[MATERIAL PROVIDED — start]
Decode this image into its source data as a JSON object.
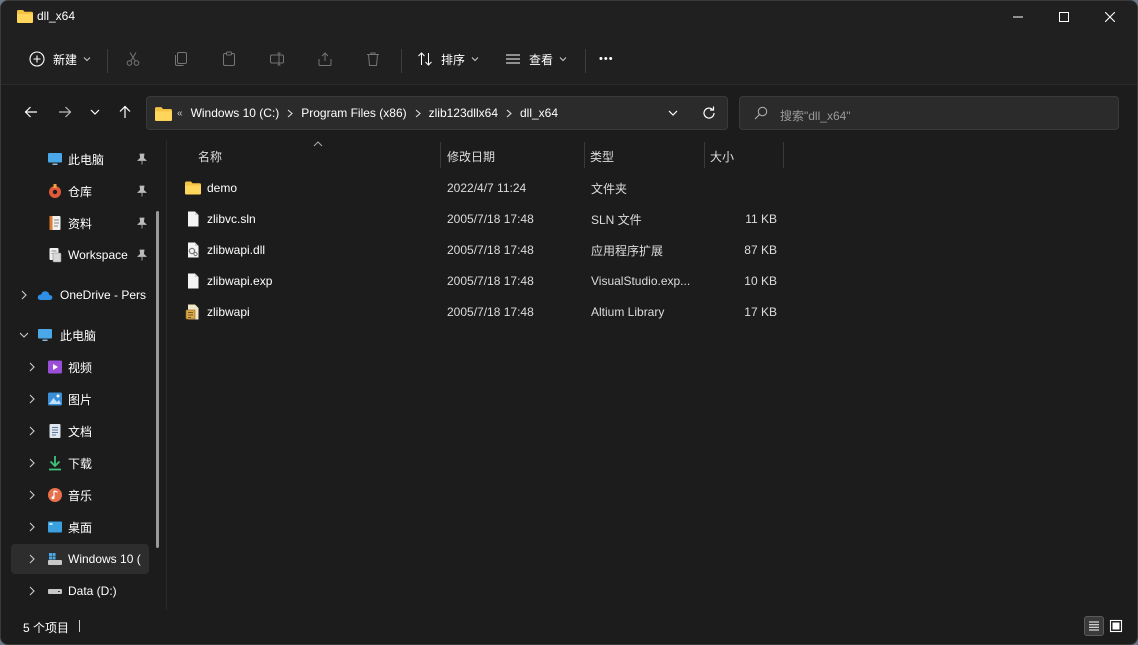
{
  "window": {
    "title": "dll_x64"
  },
  "toolbar": {
    "new_label": "新建",
    "sort_label": "排序",
    "view_label": "查看",
    "more_label": "•••"
  },
  "address": {
    "lead": "«",
    "crumbs": [
      "Windows 10 (C:)",
      "Program Files (x86)",
      "zlib123dllx64",
      "dll_x64"
    ]
  },
  "search": {
    "placeholder": "搜索\"dll_x64\""
  },
  "sidebar": {
    "quick": [
      {
        "label": "此电脑",
        "icon": "monitor-icon",
        "pinned": true
      },
      {
        "label": "仓库",
        "icon": "repo-icon",
        "pinned": true
      },
      {
        "label": "资料",
        "icon": "notes-icon",
        "pinned": true
      },
      {
        "label": "Workspace",
        "icon": "workspace-icon",
        "pinned": true
      }
    ],
    "onedrive": {
      "label": "OneDrive - Pers"
    },
    "thispc": {
      "label": "此电脑"
    },
    "children": [
      {
        "label": "视频",
        "icon": "video-icon"
      },
      {
        "label": "图片",
        "icon": "pictures-icon"
      },
      {
        "label": "文档",
        "icon": "documents-icon"
      },
      {
        "label": "下载",
        "icon": "download-icon"
      },
      {
        "label": "音乐",
        "icon": "music-icon"
      },
      {
        "label": "桌面",
        "icon": "desktop-icon"
      },
      {
        "label": "Windows 10 (",
        "icon": "drive-c-icon"
      },
      {
        "label": "Data (D:)",
        "icon": "drive-icon"
      }
    ]
  },
  "columns": {
    "name": "名称",
    "modified": "修改日期",
    "type": "类型",
    "size": "大小"
  },
  "files": [
    {
      "name": "demo",
      "modified": "2022/4/7 11:24",
      "type": "文件夹",
      "size": "",
      "icon": "folder-icon"
    },
    {
      "name": "zlibvc.sln",
      "modified": "2005/7/18 17:48",
      "type": "SLN 文件",
      "size": "11 KB",
      "icon": "file-icon"
    },
    {
      "name": "zlibwapi.dll",
      "modified": "2005/7/18 17:48",
      "type": "应用程序扩展",
      "size": "87 KB",
      "icon": "dll-icon"
    },
    {
      "name": "zlibwapi.exp",
      "modified": "2005/7/18 17:48",
      "type": "VisualStudio.exp...",
      "size": "10 KB",
      "icon": "file-icon"
    },
    {
      "name": "zlibwapi",
      "modified": "2005/7/18 17:48",
      "type": "Altium Library",
      "size": "17 KB",
      "icon": "library-icon"
    }
  ],
  "status": {
    "count_text": "5 个项目"
  },
  "colors": {
    "folder": "#f5c343",
    "accent": "#4cc2ff",
    "background": "#1c1c1c"
  }
}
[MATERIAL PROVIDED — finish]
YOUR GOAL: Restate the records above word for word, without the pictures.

RESPONSE TO THIS EXERCISE:
Decode this image into its source data as a JSON object.
{
  "window": {
    "title": "dll_x64"
  },
  "toolbar": {
    "new_label": "新建",
    "sort_label": "排序",
    "view_label": "查看",
    "more_label": "•••"
  },
  "address": {
    "lead": "«",
    "crumbs": [
      "Windows 10 (C:)",
      "Program Files (x86)",
      "zlib123dllx64",
      "dll_x64"
    ]
  },
  "search": {
    "placeholder": "搜索\"dll_x64\""
  },
  "sidebar": {
    "quick": [
      {
        "label": "此电脑",
        "icon": "monitor-icon",
        "pinned": true
      },
      {
        "label": "仓库",
        "icon": "repo-icon",
        "pinned": true
      },
      {
        "label": "资料",
        "icon": "notes-icon",
        "pinned": true
      },
      {
        "label": "Workspace",
        "icon": "workspace-icon",
        "pinned": true
      }
    ],
    "onedrive": {
      "label": "OneDrive - Pers"
    },
    "thispc": {
      "label": "此电脑"
    },
    "children": [
      {
        "label": "视频",
        "icon": "video-icon"
      },
      {
        "label": "图片",
        "icon": "pictures-icon"
      },
      {
        "label": "文档",
        "icon": "documents-icon"
      },
      {
        "label": "下载",
        "icon": "download-icon"
      },
      {
        "label": "音乐",
        "icon": "music-icon"
      },
      {
        "label": "桌面",
        "icon": "desktop-icon"
      },
      {
        "label": "Windows 10 (",
        "icon": "drive-c-icon"
      },
      {
        "label": "Data (D:)",
        "icon": "drive-icon"
      }
    ]
  },
  "columns": {
    "name": "名称",
    "modified": "修改日期",
    "type": "类型",
    "size": "大小"
  },
  "files": [
    {
      "name": "demo",
      "modified": "2022/4/7 11:24",
      "type": "文件夹",
      "size": "",
      "icon": "folder-icon"
    },
    {
      "name": "zlibvc.sln",
      "modified": "2005/7/18 17:48",
      "type": "SLN 文件",
      "size": "11 KB",
      "icon": "file-icon"
    },
    {
      "name": "zlibwapi.dll",
      "modified": "2005/7/18 17:48",
      "type": "应用程序扩展",
      "size": "87 KB",
      "icon": "dll-icon"
    },
    {
      "name": "zlibwapi.exp",
      "modified": "2005/7/18 17:48",
      "type": "VisualStudio.exp...",
      "size": "10 KB",
      "icon": "file-icon"
    },
    {
      "name": "zlibwapi",
      "modified": "2005/7/18 17:48",
      "type": "Altium Library",
      "size": "17 KB",
      "icon": "library-icon"
    }
  ],
  "status": {
    "count_text": "5 个项目"
  },
  "colors": {
    "folder": "#f5c343",
    "accent": "#4cc2ff",
    "background": "#1c1c1c"
  }
}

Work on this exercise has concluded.